EXERCISE OBJECTIVE: What is needed here is an exact copy of every entry.
+++
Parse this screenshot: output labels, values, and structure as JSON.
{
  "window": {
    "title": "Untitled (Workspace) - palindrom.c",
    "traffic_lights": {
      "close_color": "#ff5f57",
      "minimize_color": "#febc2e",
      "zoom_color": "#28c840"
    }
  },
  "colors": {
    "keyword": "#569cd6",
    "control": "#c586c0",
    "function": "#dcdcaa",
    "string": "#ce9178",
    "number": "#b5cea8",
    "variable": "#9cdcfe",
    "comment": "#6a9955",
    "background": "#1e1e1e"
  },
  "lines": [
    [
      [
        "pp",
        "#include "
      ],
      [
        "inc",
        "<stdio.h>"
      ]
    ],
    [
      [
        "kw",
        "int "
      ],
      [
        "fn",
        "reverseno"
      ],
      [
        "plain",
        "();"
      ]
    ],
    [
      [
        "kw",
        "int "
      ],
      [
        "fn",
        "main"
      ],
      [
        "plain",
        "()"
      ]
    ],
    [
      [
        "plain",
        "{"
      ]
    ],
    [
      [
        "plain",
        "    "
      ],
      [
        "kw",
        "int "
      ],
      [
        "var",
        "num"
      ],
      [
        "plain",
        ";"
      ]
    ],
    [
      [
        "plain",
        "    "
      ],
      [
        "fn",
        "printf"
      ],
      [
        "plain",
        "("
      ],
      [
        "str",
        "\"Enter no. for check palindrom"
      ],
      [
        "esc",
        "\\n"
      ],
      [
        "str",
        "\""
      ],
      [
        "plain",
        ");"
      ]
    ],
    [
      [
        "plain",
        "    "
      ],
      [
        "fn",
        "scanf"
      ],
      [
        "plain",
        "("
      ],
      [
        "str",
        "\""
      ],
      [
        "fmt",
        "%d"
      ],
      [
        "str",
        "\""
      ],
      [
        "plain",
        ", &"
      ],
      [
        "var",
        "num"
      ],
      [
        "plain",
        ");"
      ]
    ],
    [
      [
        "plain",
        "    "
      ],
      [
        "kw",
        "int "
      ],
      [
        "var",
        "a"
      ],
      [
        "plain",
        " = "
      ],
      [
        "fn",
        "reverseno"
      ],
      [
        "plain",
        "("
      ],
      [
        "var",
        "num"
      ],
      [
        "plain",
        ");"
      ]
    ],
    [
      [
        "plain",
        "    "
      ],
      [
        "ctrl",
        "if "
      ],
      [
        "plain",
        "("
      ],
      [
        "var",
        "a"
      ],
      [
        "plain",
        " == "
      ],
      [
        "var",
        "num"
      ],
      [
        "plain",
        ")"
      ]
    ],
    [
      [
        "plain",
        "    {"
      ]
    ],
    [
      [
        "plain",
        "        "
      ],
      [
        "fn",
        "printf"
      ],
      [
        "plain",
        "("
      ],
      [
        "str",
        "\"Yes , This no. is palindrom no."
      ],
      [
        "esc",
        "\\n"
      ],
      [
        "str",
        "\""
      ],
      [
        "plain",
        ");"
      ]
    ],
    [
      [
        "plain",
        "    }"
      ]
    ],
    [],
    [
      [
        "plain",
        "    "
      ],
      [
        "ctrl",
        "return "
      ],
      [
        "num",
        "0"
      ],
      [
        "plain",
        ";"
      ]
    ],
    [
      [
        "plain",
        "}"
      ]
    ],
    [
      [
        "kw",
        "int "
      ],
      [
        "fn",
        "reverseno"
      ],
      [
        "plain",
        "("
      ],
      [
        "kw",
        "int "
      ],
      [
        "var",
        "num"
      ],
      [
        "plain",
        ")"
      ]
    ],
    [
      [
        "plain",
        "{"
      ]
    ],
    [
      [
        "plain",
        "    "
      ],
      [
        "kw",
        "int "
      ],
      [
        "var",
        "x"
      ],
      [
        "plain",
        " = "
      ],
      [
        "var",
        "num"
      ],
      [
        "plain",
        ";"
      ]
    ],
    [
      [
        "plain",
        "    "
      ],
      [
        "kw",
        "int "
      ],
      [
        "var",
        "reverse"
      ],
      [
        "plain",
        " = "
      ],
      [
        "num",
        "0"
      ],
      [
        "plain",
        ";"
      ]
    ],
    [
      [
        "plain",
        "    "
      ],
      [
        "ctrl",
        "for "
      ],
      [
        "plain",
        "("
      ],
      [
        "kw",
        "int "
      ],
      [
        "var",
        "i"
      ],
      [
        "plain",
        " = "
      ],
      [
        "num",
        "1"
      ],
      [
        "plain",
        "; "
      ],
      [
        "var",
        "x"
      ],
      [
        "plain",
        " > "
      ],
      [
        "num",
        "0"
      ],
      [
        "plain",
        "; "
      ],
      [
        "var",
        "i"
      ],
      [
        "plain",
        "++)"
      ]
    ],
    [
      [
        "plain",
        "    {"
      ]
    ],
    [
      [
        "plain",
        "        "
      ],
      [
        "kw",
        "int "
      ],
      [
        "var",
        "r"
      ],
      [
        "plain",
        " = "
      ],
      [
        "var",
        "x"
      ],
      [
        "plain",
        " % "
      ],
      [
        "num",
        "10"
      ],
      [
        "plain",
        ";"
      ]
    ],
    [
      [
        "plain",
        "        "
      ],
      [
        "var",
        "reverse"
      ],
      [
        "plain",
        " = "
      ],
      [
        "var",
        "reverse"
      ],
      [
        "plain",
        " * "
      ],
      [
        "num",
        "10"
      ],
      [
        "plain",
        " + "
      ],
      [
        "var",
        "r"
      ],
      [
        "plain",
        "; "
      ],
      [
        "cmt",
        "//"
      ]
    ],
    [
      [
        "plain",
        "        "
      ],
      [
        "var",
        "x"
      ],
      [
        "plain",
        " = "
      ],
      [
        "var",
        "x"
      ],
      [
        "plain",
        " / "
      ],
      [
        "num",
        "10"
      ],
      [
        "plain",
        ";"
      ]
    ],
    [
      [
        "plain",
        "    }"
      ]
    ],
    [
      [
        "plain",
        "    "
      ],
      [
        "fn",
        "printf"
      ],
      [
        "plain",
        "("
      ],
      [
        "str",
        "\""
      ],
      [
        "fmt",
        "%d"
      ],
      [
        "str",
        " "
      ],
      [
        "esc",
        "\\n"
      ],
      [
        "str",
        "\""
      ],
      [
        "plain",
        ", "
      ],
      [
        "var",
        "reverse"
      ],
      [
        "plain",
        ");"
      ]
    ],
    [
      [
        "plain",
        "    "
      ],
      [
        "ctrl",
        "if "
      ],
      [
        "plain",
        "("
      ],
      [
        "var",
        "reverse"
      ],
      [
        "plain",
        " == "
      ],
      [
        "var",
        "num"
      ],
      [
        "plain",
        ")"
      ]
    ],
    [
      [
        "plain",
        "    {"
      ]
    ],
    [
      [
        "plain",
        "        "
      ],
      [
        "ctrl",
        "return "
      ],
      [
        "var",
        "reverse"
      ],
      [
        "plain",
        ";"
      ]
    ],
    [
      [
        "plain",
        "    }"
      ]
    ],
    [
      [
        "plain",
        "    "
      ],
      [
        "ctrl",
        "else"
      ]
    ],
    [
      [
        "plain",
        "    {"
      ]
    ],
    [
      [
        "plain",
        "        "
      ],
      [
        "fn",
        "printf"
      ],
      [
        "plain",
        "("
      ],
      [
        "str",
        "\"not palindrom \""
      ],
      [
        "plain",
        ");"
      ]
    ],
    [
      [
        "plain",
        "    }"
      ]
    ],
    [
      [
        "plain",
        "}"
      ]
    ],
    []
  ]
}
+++
ANSWER TO THE PROBLEM:
Parse this screenshot: output labels, values, and structure as JSON.
{
  "window": {
    "title": "Untitled (Workspace) - palindrom.c",
    "traffic_lights": {
      "close_color": "#ff5f57",
      "minimize_color": "#febc2e",
      "zoom_color": "#28c840"
    }
  },
  "colors": {
    "keyword": "#569cd6",
    "control": "#c586c0",
    "function": "#dcdcaa",
    "string": "#ce9178",
    "number": "#b5cea8",
    "variable": "#9cdcfe",
    "comment": "#6a9955",
    "background": "#1e1e1e"
  },
  "lines": [
    [
      [
        "pp",
        "#include "
      ],
      [
        "inc",
        "<stdio.h>"
      ]
    ],
    [
      [
        "kw",
        "int "
      ],
      [
        "fn",
        "reverseno"
      ],
      [
        "plain",
        "();"
      ]
    ],
    [
      [
        "kw",
        "int "
      ],
      [
        "fn",
        "main"
      ],
      [
        "plain",
        "()"
      ]
    ],
    [
      [
        "plain",
        "{"
      ]
    ],
    [
      [
        "plain",
        "    "
      ],
      [
        "kw",
        "int "
      ],
      [
        "var",
        "num"
      ],
      [
        "plain",
        ";"
      ]
    ],
    [
      [
        "plain",
        "    "
      ],
      [
        "fn",
        "printf"
      ],
      [
        "plain",
        "("
      ],
      [
        "str",
        "\"Enter no. for check palindrom"
      ],
      [
        "esc",
        "\\n"
      ],
      [
        "str",
        "\""
      ],
      [
        "plain",
        ");"
      ]
    ],
    [
      [
        "plain",
        "    "
      ],
      [
        "fn",
        "scanf"
      ],
      [
        "plain",
        "("
      ],
      [
        "str",
        "\""
      ],
      [
        "fmt",
        "%d"
      ],
      [
        "str",
        "\""
      ],
      [
        "plain",
        ", &"
      ],
      [
        "var",
        "num"
      ],
      [
        "plain",
        ");"
      ]
    ],
    [
      [
        "plain",
        "    "
      ],
      [
        "kw",
        "int "
      ],
      [
        "var",
        "a"
      ],
      [
        "plain",
        " = "
      ],
      [
        "fn",
        "reverseno"
      ],
      [
        "plain",
        "("
      ],
      [
        "var",
        "num"
      ],
      [
        "plain",
        ");"
      ]
    ],
    [
      [
        "plain",
        "    "
      ],
      [
        "ctrl",
        "if "
      ],
      [
        "plain",
        "("
      ],
      [
        "var",
        "a"
      ],
      [
        "plain",
        " == "
      ],
      [
        "var",
        "num"
      ],
      [
        "plain",
        ")"
      ]
    ],
    [
      [
        "plain",
        "    {"
      ]
    ],
    [
      [
        "plain",
        "        "
      ],
      [
        "fn",
        "printf"
      ],
      [
        "plain",
        "("
      ],
      [
        "str",
        "\"Yes , This no. is palindrom no."
      ],
      [
        "esc",
        "\\n"
      ],
      [
        "str",
        "\""
      ],
      [
        "plain",
        ");"
      ]
    ],
    [
      [
        "plain",
        "    }"
      ]
    ],
    [],
    [
      [
        "plain",
        "    "
      ],
      [
        "ctrl",
        "return "
      ],
      [
        "num",
        "0"
      ],
      [
        "plain",
        ";"
      ]
    ],
    [
      [
        "plain",
        "}"
      ]
    ],
    [
      [
        "kw",
        "int "
      ],
      [
        "fn",
        "reverseno"
      ],
      [
        "plain",
        "("
      ],
      [
        "kw",
        "int "
      ],
      [
        "var",
        "num"
      ],
      [
        "plain",
        ")"
      ]
    ],
    [
      [
        "plain",
        "{"
      ]
    ],
    [
      [
        "plain",
        "    "
      ],
      [
        "kw",
        "int "
      ],
      [
        "var",
        "x"
      ],
      [
        "plain",
        " = "
      ],
      [
        "var",
        "num"
      ],
      [
        "plain",
        ";"
      ]
    ],
    [
      [
        "plain",
        "    "
      ],
      [
        "kw",
        "int "
      ],
      [
        "var",
        "reverse"
      ],
      [
        "plain",
        " = "
      ],
      [
        "num",
        "0"
      ],
      [
        "plain",
        ";"
      ]
    ],
    [
      [
        "plain",
        "    "
      ],
      [
        "ctrl",
        "for "
      ],
      [
        "plain",
        "("
      ],
      [
        "kw",
        "int "
      ],
      [
        "var",
        "i"
      ],
      [
        "plain",
        " = "
      ],
      [
        "num",
        "1"
      ],
      [
        "plain",
        "; "
      ],
      [
        "var",
        "x"
      ],
      [
        "plain",
        " > "
      ],
      [
        "num",
        "0"
      ],
      [
        "plain",
        "; "
      ],
      [
        "var",
        "i"
      ],
      [
        "plain",
        "++)"
      ]
    ],
    [
      [
        "plain",
        "    {"
      ]
    ],
    [
      [
        "plain",
        "        "
      ],
      [
        "kw",
        "int "
      ],
      [
        "var",
        "r"
      ],
      [
        "plain",
        " = "
      ],
      [
        "var",
        "x"
      ],
      [
        "plain",
        " % "
      ],
      [
        "num",
        "10"
      ],
      [
        "plain",
        ";"
      ]
    ],
    [
      [
        "plain",
        "        "
      ],
      [
        "var",
        "reverse"
      ],
      [
        "plain",
        " = "
      ],
      [
        "var",
        "reverse"
      ],
      [
        "plain",
        " * "
      ],
      [
        "num",
        "10"
      ],
      [
        "plain",
        " + "
      ],
      [
        "var",
        "r"
      ],
      [
        "plain",
        "; "
      ],
      [
        "cmt",
        "//"
      ]
    ],
    [
      [
        "plain",
        "        "
      ],
      [
        "var",
        "x"
      ],
      [
        "plain",
        " = "
      ],
      [
        "var",
        "x"
      ],
      [
        "plain",
        " / "
      ],
      [
        "num",
        "10"
      ],
      [
        "plain",
        ";"
      ]
    ],
    [
      [
        "plain",
        "    }"
      ]
    ],
    [
      [
        "plain",
        "    "
      ],
      [
        "fn",
        "printf"
      ],
      [
        "plain",
        "("
      ],
      [
        "str",
        "\""
      ],
      [
        "fmt",
        "%d"
      ],
      [
        "str",
        " "
      ],
      [
        "esc",
        "\\n"
      ],
      [
        "str",
        "\""
      ],
      [
        "plain",
        ", "
      ],
      [
        "var",
        "reverse"
      ],
      [
        "plain",
        ");"
      ]
    ],
    [
      [
        "plain",
        "    "
      ],
      [
        "ctrl",
        "if "
      ],
      [
        "plain",
        "("
      ],
      [
        "var",
        "reverse"
      ],
      [
        "plain",
        " == "
      ],
      [
        "var",
        "num"
      ],
      [
        "plain",
        ")"
      ]
    ],
    [
      [
        "plain",
        "    {"
      ]
    ],
    [
      [
        "plain",
        "        "
      ],
      [
        "ctrl",
        "return "
      ],
      [
        "var",
        "reverse"
      ],
      [
        "plain",
        ";"
      ]
    ],
    [
      [
        "plain",
        "    }"
      ]
    ],
    [
      [
        "plain",
        "    "
      ],
      [
        "ctrl",
        "else"
      ]
    ],
    [
      [
        "plain",
        "    {"
      ]
    ],
    [
      [
        "plain",
        "        "
      ],
      [
        "fn",
        "printf"
      ],
      [
        "plain",
        "("
      ],
      [
        "str",
        "\"not palindrom \""
      ],
      [
        "plain",
        ");"
      ]
    ],
    [
      [
        "plain",
        "    }"
      ]
    ],
    [
      [
        "plain",
        "}"
      ]
    ],
    []
  ]
}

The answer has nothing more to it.